_Work instruction:_ With the pictures left aside, write out the entries that follow exactly.

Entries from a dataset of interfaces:
Segment Open

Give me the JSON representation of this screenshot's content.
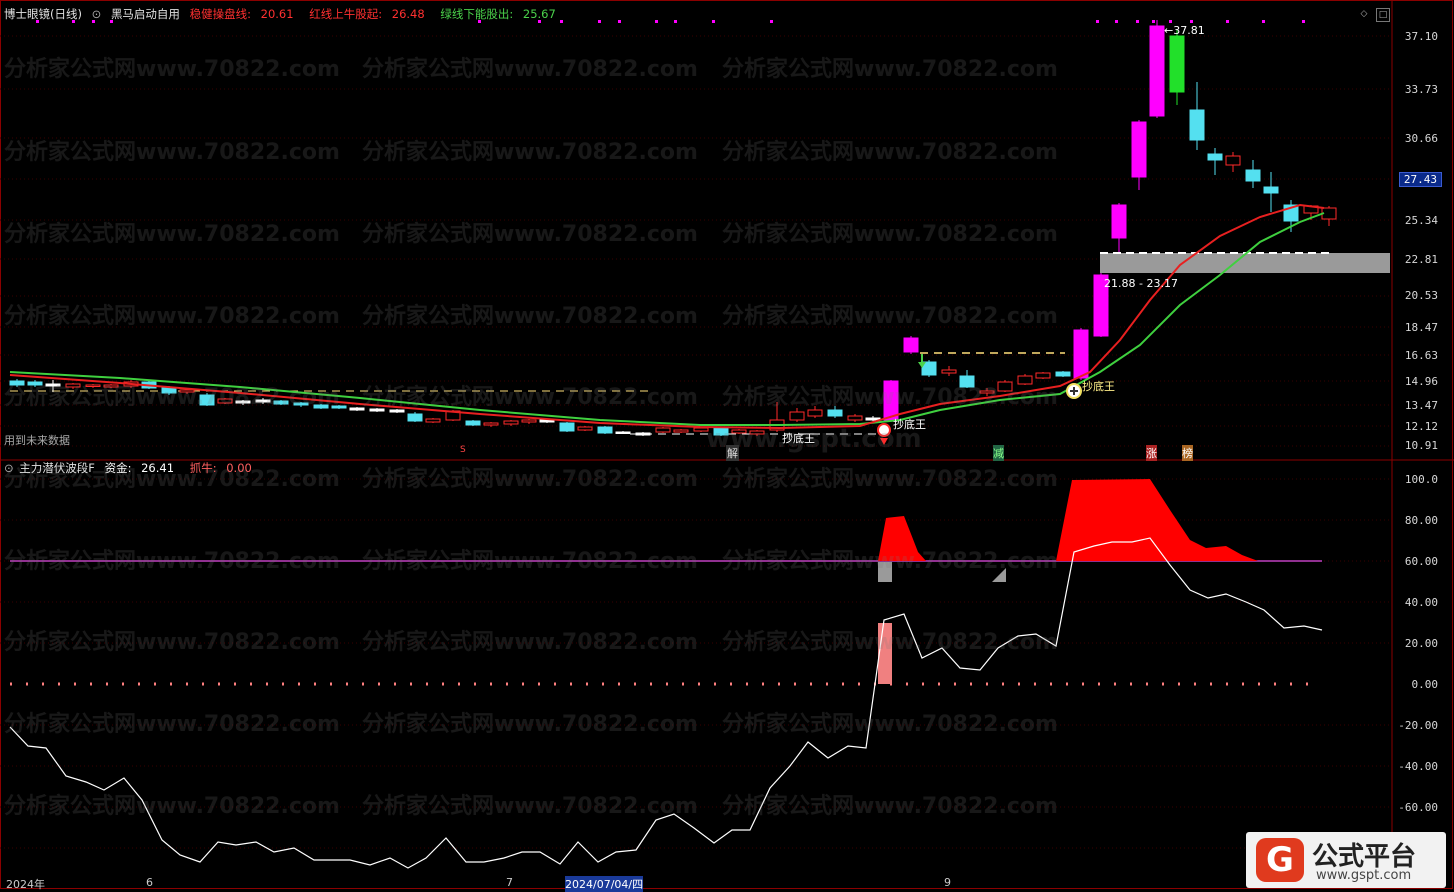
{
  "panel_top": {
    "title": "博士眼镜(日线)",
    "indicator_name": "黑马启动自用",
    "items": [
      {
        "label": "稳健操盘线:",
        "value": "20.61",
        "color": "#ff3030"
      },
      {
        "label": "红线上牛股起:",
        "value": "26.48",
        "color": "#ff3030"
      },
      {
        "label": "绿线下能股出:",
        "value": "25.67",
        "color": "#4bd24b"
      }
    ],
    "future_data_note": "用到未来数据",
    "price_axis": [
      "37.10",
      "33.73",
      "30.66",
      "27.43",
      "25.34",
      "22.81",
      "20.53",
      "18.47",
      "16.63",
      "14.96",
      "13.47",
      "12.12",
      "10.91"
    ],
    "current_price": "27.43",
    "high_label": "37.81",
    "zone_label": "21.88 - 23.17",
    "signal_labels": [
      "抄底王",
      "抄底王",
      "抄底王"
    ],
    "marker_labels": [
      "解",
      "减",
      "涨",
      "榜",
      "S"
    ]
  },
  "panel_bottom": {
    "indicator_name": "主力潜伏波段F",
    "items": [
      {
        "label": "资金:",
        "value": "26.41",
        "color": "#ffffff"
      },
      {
        "label": "抓牛:",
        "value": "0.00",
        "color": "#ff6060"
      }
    ],
    "value_axis": [
      "100.0",
      "80.00",
      "60.00",
      "40.00",
      "20.00",
      "0.00",
      "-20.00",
      "-40.00",
      "-60.00"
    ]
  },
  "time_axis": [
    "2024年",
    "6",
    "7",
    "2024/07/04/四",
    "9"
  ],
  "watermark_text": "分析家公式网www.70822.com",
  "watermark_text2": "www.gspt.com",
  "logo": {
    "glyph": "G",
    "title": "公式平台",
    "url": "www.gspt.com"
  },
  "colors": {
    "up_candle": "#ff2a2a",
    "down_candle": "#54e0f0",
    "magenta": "#ff00ff",
    "red_line": "#e82020",
    "green_line": "#3fd03f",
    "fund_line": "#ffffff",
    "fill_red": "#ff0000"
  }
}
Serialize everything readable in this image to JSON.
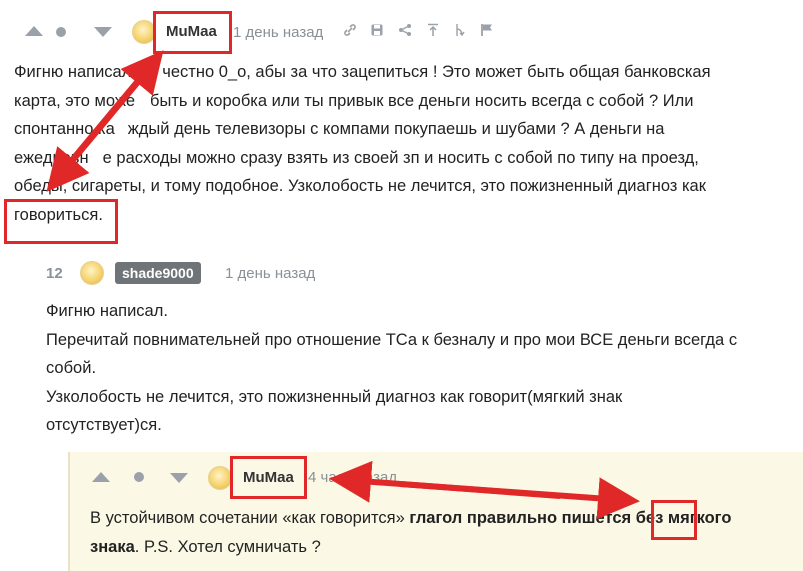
{
  "comment1": {
    "username": "MuMaa",
    "time": "1 день назад",
    "icons": [
      "link-icon",
      "save-icon",
      "share-icon",
      "branch-up-icon",
      "branch-icon",
      "flag-icon"
    ],
    "text_lines": [
      "Фигню написал, в",
      "честно 0_о, абы за что зацепиться ! Это может быть общая банковская",
      "карта, это може",
      "быть и коробка или ты привык все деньги носить всегда с собой ? Или",
      "спонтанно ка",
      "ждый день телевизоры с компами покупаешь и шубами ? А деньги на",
      "ежедневн",
      "е расходы можно сразу взять из своей зп и носить с собой по типу на проезд,",
      "обеды, сигареты, и тому подобное. Узколобость не лечится, это пожизненный диагноз как",
      "говориться."
    ]
  },
  "comment2": {
    "rating": "12",
    "username": "shade9000",
    "time": "1 день назад",
    "text_lines": [
      "Фигню написал.",
      "Перечитай повнимательней про отношение ТСа к безналу и про мои ВСЕ деньги всегда с",
      "собой.",
      "Узколобость не лечится, это пожизненный диагноз как говорит(мягкий знак",
      "отсутствует)ся."
    ]
  },
  "comment3": {
    "username": "MuMaa",
    "time": "4 часа назад",
    "text_part1": "В устойчивом сочетании «как говорится» ",
    "text_bold1": "глагол правильно пишется без мягкого",
    "text_bold2": "знака",
    "text_part2": ". P.S. Хотел сумничать ?"
  },
  "annotation_color": "#e02828"
}
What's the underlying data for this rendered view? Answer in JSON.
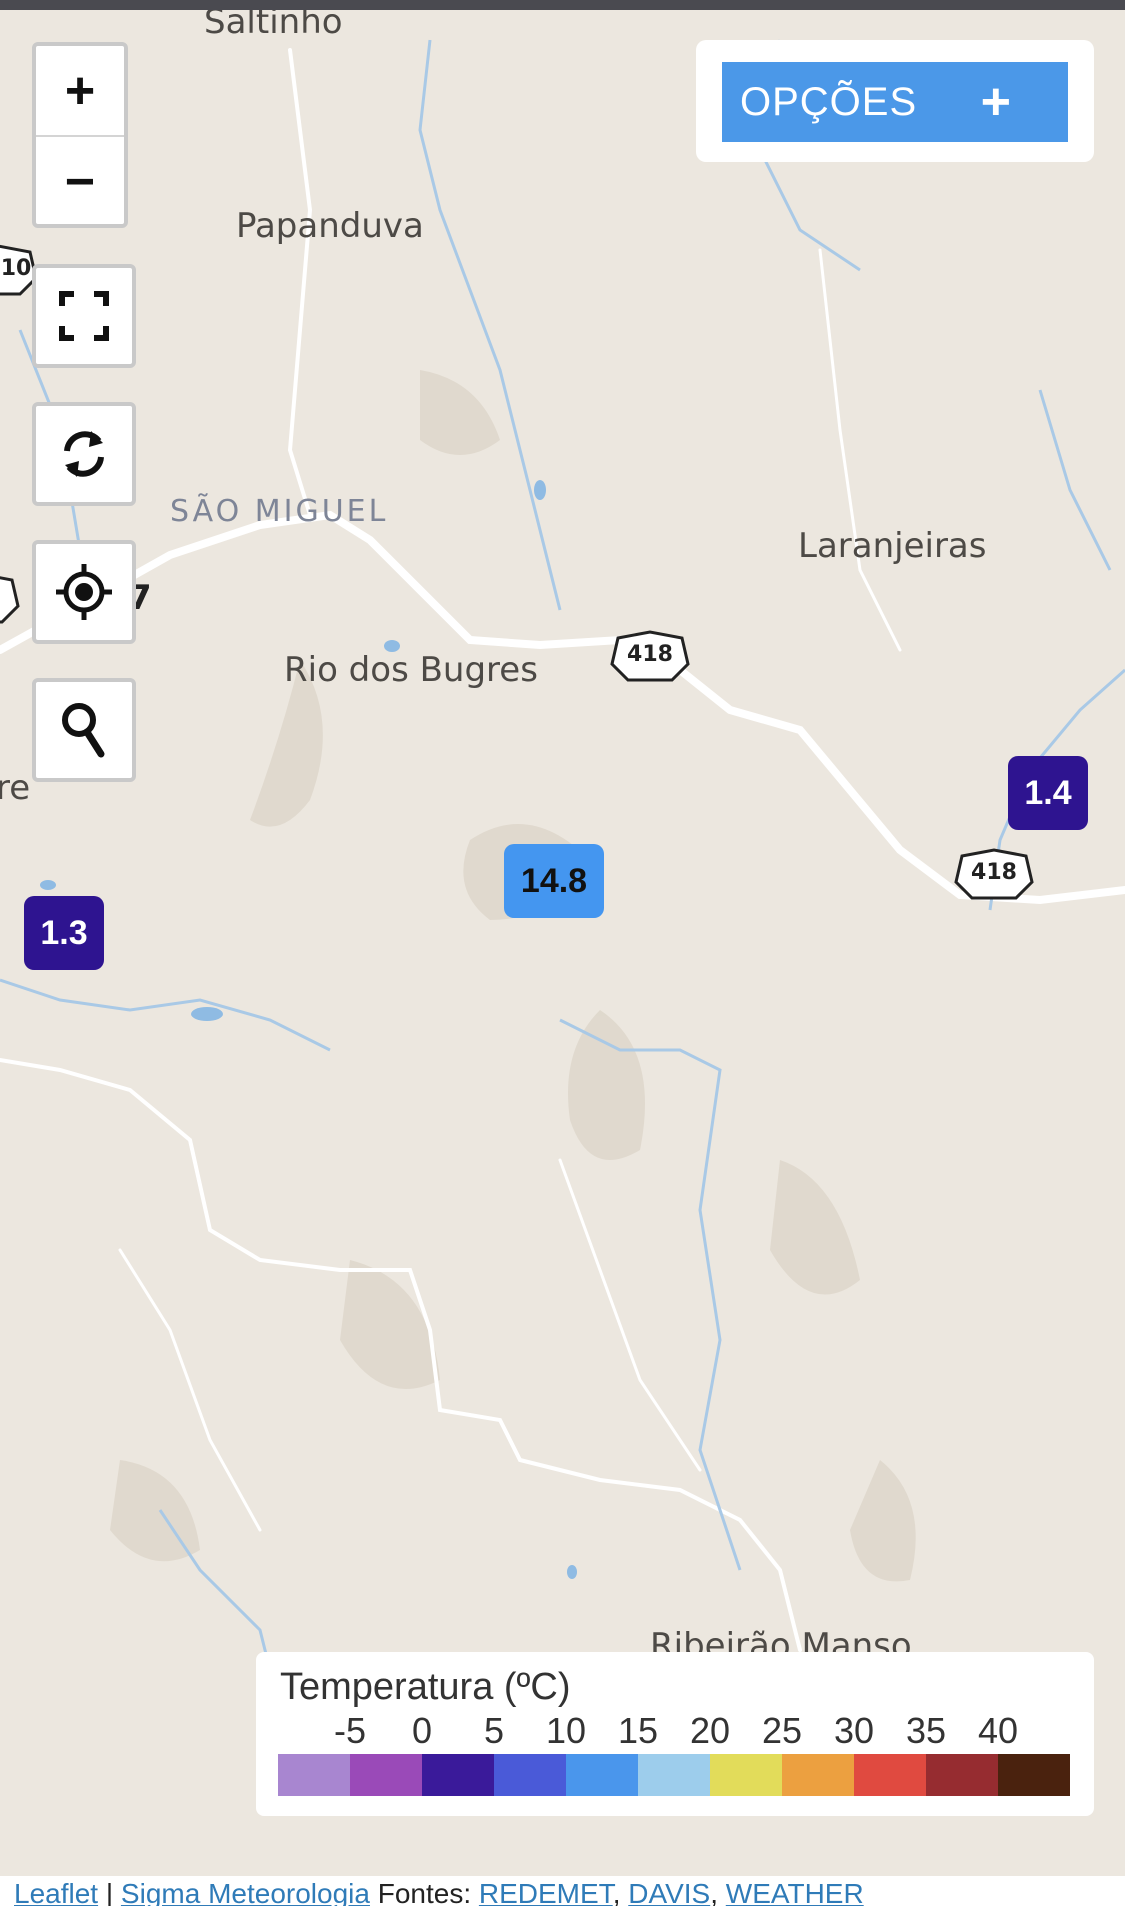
{
  "map": {
    "places": {
      "saltinho": "Saltinho",
      "papanduva": "Papanduva",
      "sao_miguel": "SÃO MIGUEL",
      "laranjeiras": "Laranjeiras",
      "rio_dos_bugres": "Rio dos Bugres",
      "ribeirao_manso": "Ribeirão Manso",
      "edge_re": "re"
    },
    "road_shields": {
      "a": "418",
      "b": "418",
      "left_top": "10",
      "left_mid": "7"
    }
  },
  "controls": {
    "zoom_in": "+",
    "zoom_out": "−",
    "fullscreen_icon": "fullscreen-icon",
    "refresh_icon": "refresh-icon",
    "locate_icon": "locate-icon",
    "search_icon": "search-icon"
  },
  "options": {
    "label": "OPÇÕES",
    "plus": "+"
  },
  "markers": [
    {
      "value": "14.8",
      "color": "#4496f0",
      "text_color": "#111111"
    },
    {
      "value": "1.4",
      "color": "#2e1490",
      "text_color": "#ffffff"
    },
    {
      "value": "1.3",
      "color": "#2e1490",
      "text_color": "#ffffff"
    }
  ],
  "legend": {
    "title": "Temperatura (ºC)",
    "ticks": [
      "-5",
      "0",
      "5",
      "10",
      "15",
      "20",
      "25",
      "30",
      "35",
      "40"
    ],
    "colors": [
      "#a886d0",
      "#9a4ab8",
      "#3a1a9a",
      "#4a5ad8",
      "#4a96ec",
      "#9dcdec",
      "#e2dc5a",
      "#eca040",
      "#e04a40",
      "#962c30",
      "#4a220e"
    ]
  },
  "attribution": {
    "leaflet": "Leaflet",
    "sep": " | ",
    "sigma": "Sigma Meteorologia",
    "fontes": " Fontes: ",
    "redemet": "REDEMET",
    "comma1": ", ",
    "davis": "DAVIS",
    "comma2": ", ",
    "weather": "WEATHER"
  }
}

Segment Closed

_Response to the task:_
Give me the JSON representation of this screenshot's content.
{
  "panel_top": {
    "title": "博士眼镜(日线)",
    "indicator_name": "黑马启动自用",
    "items": [
      {
        "label": "稳健操盘线:",
        "value": "20.61",
        "color": "#ff3030"
      },
      {
        "label": "红线上牛股起:",
        "value": "26.48",
        "color": "#ff3030"
      },
      {
        "label": "绿线下能股出:",
        "value": "25.67",
        "color": "#4bd24b"
      }
    ],
    "future_data_note": "用到未来数据",
    "price_axis": [
      "37.10",
      "33.73",
      "30.66",
      "27.43",
      "25.34",
      "22.81",
      "20.53",
      "18.47",
      "16.63",
      "14.96",
      "13.47",
      "12.12",
      "10.91"
    ],
    "current_price": "27.43",
    "high_label": "37.81",
    "zone_label": "21.88 - 23.17",
    "signal_labels": [
      "抄底王",
      "抄底王",
      "抄底王"
    ],
    "marker_labels": [
      "解",
      "减",
      "涨",
      "榜",
      "S"
    ]
  },
  "panel_bottom": {
    "indicator_name": "主力潜伏波段F",
    "items": [
      {
        "label": "资金:",
        "value": "26.41",
        "color": "#ffffff"
      },
      {
        "label": "抓牛:",
        "value": "0.00",
        "color": "#ff6060"
      }
    ],
    "value_axis": [
      "100.0",
      "80.00",
      "60.00",
      "40.00",
      "20.00",
      "0.00",
      "-20.00",
      "-40.00",
      "-60.00"
    ]
  },
  "time_axis": [
    "2024年",
    "6",
    "7",
    "2024/07/04/四",
    "9"
  ],
  "watermark_text": "分析家公式网www.70822.com",
  "watermark_text2": "www.gspt.com",
  "logo": {
    "glyph": "G",
    "title": "公式平台",
    "url": "www.gspt.com"
  },
  "colors": {
    "up_candle": "#ff2a2a",
    "down_candle": "#54e0f0",
    "magenta": "#ff00ff",
    "red_line": "#e82020",
    "green_line": "#3fd03f",
    "fund_line": "#ffffff",
    "fill_red": "#ff0000"
  }
}
Serialize everything readable in this image to JSON.
{
  "comment1": {
    "username": "MuMaa",
    "time": "1 день назад",
    "icons": [
      "link-icon",
      "save-icon",
      "share-icon",
      "branch-up-icon",
      "branch-icon",
      "flag-icon"
    ],
    "text_lines": [
      "Фигню написал, в",
      "честно 0_о, абы за что зацепиться ! Это может быть общая банковская",
      "карта, это може",
      "быть и коробка или ты привык все деньги носить всегда с собой ? Или",
      "спонтанно ка",
      "ждый день телевизоры с компами покупаешь и шубами ? А деньги на",
      "ежедневн",
      "е расходы можно сразу взять из своей зп и носить с собой по типу на проезд,",
      "обеды, сигареты, и тому подобное. Узколобость не лечится, это пожизненный диагноз как",
      "говориться."
    ]
  },
  "comment2": {
    "rating": "12",
    "username": "shade9000",
    "time": "1 день назад",
    "text_lines": [
      "Фигню написал.",
      "Перечитай повнимательней про отношение ТСа к безналу и про мои ВСЕ деньги всегда с",
      "собой.",
      "Узколобость не лечится, это пожизненный диагноз как говорит(мягкий знак",
      "отсутствует)ся."
    ]
  },
  "comment3": {
    "username": "MuMaa",
    "time": "4 часа назад",
    "text_part1": "В устойчивом сочетании «как говорится» ",
    "text_bold1": "глагол правильно пишется без мягкого",
    "text_bold2": "знака",
    "text_part2": ". P.S. Хотел сумничать ?"
  },
  "annotation_color": "#e02828"
}
What's the underlying data for this rendered view? Answer in JSON.
{
  "map": {
    "places": {
      "saltinho": "Saltinho",
      "papanduva": "Papanduva",
      "sao_miguel": "SÃO MIGUEL",
      "laranjeiras": "Laranjeiras",
      "rio_dos_bugres": "Rio dos Bugres",
      "ribeirao_manso": "Ribeirão Manso",
      "edge_re": "re"
    },
    "road_shields": {
      "a": "418",
      "b": "418",
      "left_top": "10",
      "left_mid": "7"
    }
  },
  "controls": {
    "zoom_in": "+",
    "zoom_out": "−",
    "fullscreen_icon": "fullscreen-icon",
    "refresh_icon": "refresh-icon",
    "locate_icon": "locate-icon",
    "search_icon": "search-icon"
  },
  "options": {
    "label": "OPÇÕES",
    "plus": "+"
  },
  "markers": [
    {
      "value": "14.8",
      "color": "#4496f0",
      "text_color": "#111111"
    },
    {
      "value": "1.4",
      "color": "#2e1490",
      "text_color": "#ffffff"
    },
    {
      "value": "1.3",
      "color": "#2e1490",
      "text_color": "#ffffff"
    }
  ],
  "legend": {
    "title": "Temperatura (ºC)",
    "ticks": [
      "-5",
      "0",
      "5",
      "10",
      "15",
      "20",
      "25",
      "30",
      "35",
      "40"
    ],
    "colors": [
      "#a886d0",
      "#9a4ab8",
      "#3a1a9a",
      "#4a5ad8",
      "#4a96ec",
      "#9dcdec",
      "#e2dc5a",
      "#eca040",
      "#e04a40",
      "#962c30",
      "#4a220e"
    ]
  },
  "attribution": {
    "leaflet": "Leaflet",
    "sep": " | ",
    "sigma": "Sigma Meteorologia",
    "fontes": " Fontes: ",
    "redemet": "REDEMET",
    "comma1": ", ",
    "davis": "DAVIS",
    "comma2": ", ",
    "weather": "WEATHER"
  }
}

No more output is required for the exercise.